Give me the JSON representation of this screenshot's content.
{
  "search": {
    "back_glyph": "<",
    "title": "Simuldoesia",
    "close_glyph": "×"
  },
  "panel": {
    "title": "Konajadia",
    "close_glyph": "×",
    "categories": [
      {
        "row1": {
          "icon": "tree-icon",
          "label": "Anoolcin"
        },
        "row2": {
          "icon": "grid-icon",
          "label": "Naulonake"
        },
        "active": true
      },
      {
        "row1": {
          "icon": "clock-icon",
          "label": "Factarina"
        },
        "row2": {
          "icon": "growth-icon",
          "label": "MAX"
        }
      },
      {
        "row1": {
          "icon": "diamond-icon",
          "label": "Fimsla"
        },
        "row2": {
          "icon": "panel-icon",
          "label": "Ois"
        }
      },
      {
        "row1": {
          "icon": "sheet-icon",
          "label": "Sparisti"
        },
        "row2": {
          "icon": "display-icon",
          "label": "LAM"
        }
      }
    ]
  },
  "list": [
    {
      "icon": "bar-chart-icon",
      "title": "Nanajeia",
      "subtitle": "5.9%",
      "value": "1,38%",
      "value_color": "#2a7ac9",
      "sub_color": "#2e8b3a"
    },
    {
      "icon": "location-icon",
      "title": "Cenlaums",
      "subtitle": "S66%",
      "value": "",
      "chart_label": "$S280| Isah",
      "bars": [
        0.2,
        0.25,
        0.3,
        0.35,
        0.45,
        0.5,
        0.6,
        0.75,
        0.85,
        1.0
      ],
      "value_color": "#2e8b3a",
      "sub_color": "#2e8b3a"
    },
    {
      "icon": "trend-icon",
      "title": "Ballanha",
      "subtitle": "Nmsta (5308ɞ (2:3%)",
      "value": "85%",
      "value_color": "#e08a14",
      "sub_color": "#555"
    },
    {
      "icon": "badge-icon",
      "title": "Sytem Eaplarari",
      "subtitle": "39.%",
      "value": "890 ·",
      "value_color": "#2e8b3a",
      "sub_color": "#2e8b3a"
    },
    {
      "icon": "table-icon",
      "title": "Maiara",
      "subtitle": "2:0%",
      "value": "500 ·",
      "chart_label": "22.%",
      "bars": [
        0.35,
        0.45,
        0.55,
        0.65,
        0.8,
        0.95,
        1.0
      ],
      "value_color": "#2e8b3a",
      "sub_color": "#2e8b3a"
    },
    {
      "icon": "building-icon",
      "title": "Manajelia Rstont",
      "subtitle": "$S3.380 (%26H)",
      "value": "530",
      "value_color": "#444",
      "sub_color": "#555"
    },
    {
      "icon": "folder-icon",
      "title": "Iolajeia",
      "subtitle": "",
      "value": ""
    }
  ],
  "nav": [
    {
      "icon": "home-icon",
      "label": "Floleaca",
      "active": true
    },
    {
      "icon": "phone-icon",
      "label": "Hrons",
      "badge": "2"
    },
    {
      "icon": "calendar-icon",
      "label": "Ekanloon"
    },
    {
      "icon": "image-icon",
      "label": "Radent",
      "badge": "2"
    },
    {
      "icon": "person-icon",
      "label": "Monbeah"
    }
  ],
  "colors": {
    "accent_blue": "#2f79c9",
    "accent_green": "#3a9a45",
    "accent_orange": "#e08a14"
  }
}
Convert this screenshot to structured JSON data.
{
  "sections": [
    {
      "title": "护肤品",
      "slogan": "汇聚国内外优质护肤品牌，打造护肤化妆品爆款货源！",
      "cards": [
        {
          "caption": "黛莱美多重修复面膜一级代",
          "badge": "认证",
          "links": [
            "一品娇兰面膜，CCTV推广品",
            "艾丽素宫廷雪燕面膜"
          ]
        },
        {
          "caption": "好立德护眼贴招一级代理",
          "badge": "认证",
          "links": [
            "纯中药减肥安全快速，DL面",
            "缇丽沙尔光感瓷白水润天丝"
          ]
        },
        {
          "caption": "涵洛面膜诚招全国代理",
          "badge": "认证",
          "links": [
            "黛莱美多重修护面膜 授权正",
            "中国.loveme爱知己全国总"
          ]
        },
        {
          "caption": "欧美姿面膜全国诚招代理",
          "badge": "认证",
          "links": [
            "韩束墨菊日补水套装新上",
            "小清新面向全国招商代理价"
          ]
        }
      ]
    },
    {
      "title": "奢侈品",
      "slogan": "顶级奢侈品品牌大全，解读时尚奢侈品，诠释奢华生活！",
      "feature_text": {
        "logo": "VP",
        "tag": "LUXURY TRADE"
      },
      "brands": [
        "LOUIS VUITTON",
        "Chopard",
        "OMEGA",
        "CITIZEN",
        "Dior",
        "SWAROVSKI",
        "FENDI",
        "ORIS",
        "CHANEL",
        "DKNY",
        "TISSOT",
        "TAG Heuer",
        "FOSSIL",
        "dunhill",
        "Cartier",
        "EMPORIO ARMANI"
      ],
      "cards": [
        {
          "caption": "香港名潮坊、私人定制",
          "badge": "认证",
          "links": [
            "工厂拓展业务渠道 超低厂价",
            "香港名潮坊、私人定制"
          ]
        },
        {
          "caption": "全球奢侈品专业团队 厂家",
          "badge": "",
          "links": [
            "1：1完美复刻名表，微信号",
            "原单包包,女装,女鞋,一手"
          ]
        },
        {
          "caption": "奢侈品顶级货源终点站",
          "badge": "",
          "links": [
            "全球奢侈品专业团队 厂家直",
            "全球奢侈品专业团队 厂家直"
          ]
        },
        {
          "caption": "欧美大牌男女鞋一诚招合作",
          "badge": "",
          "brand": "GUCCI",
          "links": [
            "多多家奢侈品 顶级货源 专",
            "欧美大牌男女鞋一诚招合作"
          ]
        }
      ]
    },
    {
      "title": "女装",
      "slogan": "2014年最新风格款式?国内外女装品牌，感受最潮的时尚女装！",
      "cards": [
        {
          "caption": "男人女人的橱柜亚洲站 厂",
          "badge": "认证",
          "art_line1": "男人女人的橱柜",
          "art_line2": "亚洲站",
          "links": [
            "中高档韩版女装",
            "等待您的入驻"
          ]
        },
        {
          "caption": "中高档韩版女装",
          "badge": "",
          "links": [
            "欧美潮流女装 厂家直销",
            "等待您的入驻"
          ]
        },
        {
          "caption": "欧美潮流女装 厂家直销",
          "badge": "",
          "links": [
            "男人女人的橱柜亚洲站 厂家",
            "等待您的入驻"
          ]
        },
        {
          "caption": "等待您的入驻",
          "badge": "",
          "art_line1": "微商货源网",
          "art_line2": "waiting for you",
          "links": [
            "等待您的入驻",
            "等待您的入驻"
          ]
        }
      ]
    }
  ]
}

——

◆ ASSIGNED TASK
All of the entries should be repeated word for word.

◆ REPLY TO THE EXERCISE
Give me the JSON representation of this screenshot's content.
{
  "search": {
    "back_glyph": "<",
    "title": "Simuldoesia",
    "close_glyph": "×"
  },
  "panel": {
    "title": "Konajadia",
    "close_glyph": "×",
    "categories": [
      {
        "row1": {
          "icon": "tree-icon",
          "label": "Anoolcin"
        },
        "row2": {
          "icon": "grid-icon",
          "label": "Naulonake"
        },
        "active": true
      },
      {
        "row1": {
          "icon": "clock-icon",
          "label": "Factarina"
        },
        "row2": {
          "icon": "growth-icon",
          "label": "MAX"
        }
      },
      {
        "row1": {
          "icon": "diamond-icon",
          "label": "Fimsla"
        },
        "row2": {
          "icon": "panel-icon",
          "label": "Ois"
        }
      },
      {
        "row1": {
          "icon": "sheet-icon",
          "label": "Sparisti"
        },
        "row2": {
          "icon": "display-icon",
          "label": "LAM"
        }
      }
    ]
  },
  "list": [
    {
      "icon": "bar-chart-icon",
      "title": "Nanajeia",
      "subtitle": "5.9%",
      "value": "1,38%",
      "value_color": "#2a7ac9",
      "sub_color": "#2e8b3a"
    },
    {
      "icon": "location-icon",
      "title": "Cenlaums",
      "subtitle": "S66%",
      "value": "",
      "chart_label": "$S280| Isah",
      "bars": [
        0.2,
        0.25,
        0.3,
        0.35,
        0.45,
        0.5,
        0.6,
        0.75,
        0.85,
        1.0
      ],
      "value_color": "#2e8b3a",
      "sub_color": "#2e8b3a"
    },
    {
      "icon": "trend-icon",
      "title": "Ballanha",
      "subtitle": "Nmsta (5308ɞ (2:3%)",
      "value": "85%",
      "value_color": "#e08a14",
      "sub_color": "#555"
    },
    {
      "icon": "badge-icon",
      "title": "Sytem Eaplarari",
      "subtitle": "39.%",
      "value": "890 ·",
      "value_color": "#2e8b3a",
      "sub_color": "#2e8b3a"
    },
    {
      "icon": "table-icon",
      "title": "Maiara",
      "subtitle": "2:0%",
      "value": "500 ·",
      "chart_label": "22.%",
      "bars": [
        0.35,
        0.45,
        0.55,
        0.65,
        0.8,
        0.95,
        1.0
      ],
      "value_color": "#2e8b3a",
      "sub_color": "#2e8b3a"
    },
    {
      "icon": "building-icon",
      "title": "Manajelia Rstont",
      "subtitle": "$S3.380 (%26H)",
      "value": "530",
      "value_color": "#444",
      "sub_color": "#555"
    },
    {
      "icon": "folder-icon",
      "title": "Iolajeia",
      "subtitle": "",
      "value": ""
    }
  ],
  "nav": [
    {
      "icon": "home-icon",
      "label": "Floleaca",
      "active": true
    },
    {
      "icon": "phone-icon",
      "label": "Hrons",
      "badge": "2"
    },
    {
      "icon": "calendar-icon",
      "label": "Ekanloon"
    },
    {
      "icon": "image-icon",
      "label": "Radent",
      "badge": "2"
    },
    {
      "icon": "person-icon",
      "label": "Monbeah"
    }
  ],
  "colors": {
    "accent_blue": "#2f79c9",
    "accent_green": "#3a9a45",
    "accent_orange": "#e08a14"
  }
}
Convert this screenshot to structured JSON data.
{
  "sections": [
    {
      "title": "护肤品",
      "slogan": "汇聚国内外优质护肤品牌，打造护肤化妆品爆款货源！",
      "cards": [
        {
          "caption": "黛莱美多重修复面膜一级代",
          "badge": "认证",
          "links": [
            "一品娇兰面膜，CCTV推广品",
            "艾丽素宫廷雪燕面膜"
          ]
        },
        {
          "caption": "好立德护眼贴招一级代理",
          "badge": "认证",
          "links": [
            "纯中药减肥安全快速，DL面",
            "缇丽沙尔光感瓷白水润天丝"
          ]
        },
        {
          "caption": "涵洛面膜诚招全国代理",
          "badge": "认证",
          "links": [
            "黛莱美多重修护面膜 授权正",
            "中国.loveme爱知己全国总"
          ]
        },
        {
          "caption": "欧美姿面膜全国诚招代理",
          "badge": "认证",
          "links": [
            "韩束墨菊日补水套装新上",
            "小清新面向全国招商代理价"
          ]
        }
      ]
    },
    {
      "title": "奢侈品",
      "slogan": "顶级奢侈品品牌大全，解读时尚奢侈品，诠释奢华生活！",
      "feature_text": {
        "logo": "VP",
        "tag": "LUXURY TRADE"
      },
      "brands": [
        "LOUIS VUITTON",
        "Chopard",
        "OMEGA",
        "CITIZEN",
        "Dior",
        "SWAROVSKI",
        "FENDI",
        "ORIS",
        "CHANEL",
        "DKNY",
        "TISSOT",
        "TAG Heuer",
        "FOSSIL",
        "dunhill",
        "Cartier",
        "EMPORIO ARMANI"
      ],
      "cards": [
        {
          "caption": "香港名潮坊、私人定制",
          "badge": "认证",
          "links": [
            "工厂拓展业务渠道 超低厂价",
            "香港名潮坊、私人定制"
          ]
        },
        {
          "caption": "全球奢侈品专业团队 厂家",
          "badge": "",
          "links": [
            "1：1完美复刻名表，微信号",
            "原单包包,女装,女鞋,一手"
          ]
        },
        {
          "caption": "奢侈品顶级货源终点站",
          "badge": "",
          "links": [
            "全球奢侈品专业团队 厂家直",
            "全球奢侈品专业团队 厂家直"
          ]
        },
        {
          "caption": "欧美大牌男女鞋一诚招合作",
          "badge": "",
          "brand": "GUCCI",
          "links": [
            "多多家奢侈品 顶级货源 专",
            "欧美大牌男女鞋一诚招合作"
          ]
        }
      ]
    },
    {
      "title": "女装",
      "slogan": "2014年最新风格款式?国内外女装品牌，感受最潮的时尚女装！",
      "cards": [
        {
          "caption": "男人女人的橱柜亚洲站 厂",
          "badge": "认证",
          "art_line1": "男人女人的橱柜",
          "art_line2": "亚洲站",
          "links": [
            "中高档韩版女装",
            "等待您的入驻"
          ]
        },
        {
          "caption": "中高档韩版女装",
          "badge": "",
          "links": [
            "欧美潮流女装 厂家直销",
            "等待您的入驻"
          ]
        },
        {
          "caption": "欧美潮流女装 厂家直销",
          "badge": "",
          "links": [
            "男人女人的橱柜亚洲站 厂家",
            "等待您的入驻"
          ]
        },
        {
          "caption": "等待您的入驻",
          "badge": "",
          "art_line1": "微商货源网",
          "art_line2": "waiting for you",
          "links": [
            "等待您的入驻",
            "等待您的入驻"
          ]
        }
      ]
    }
  ]
}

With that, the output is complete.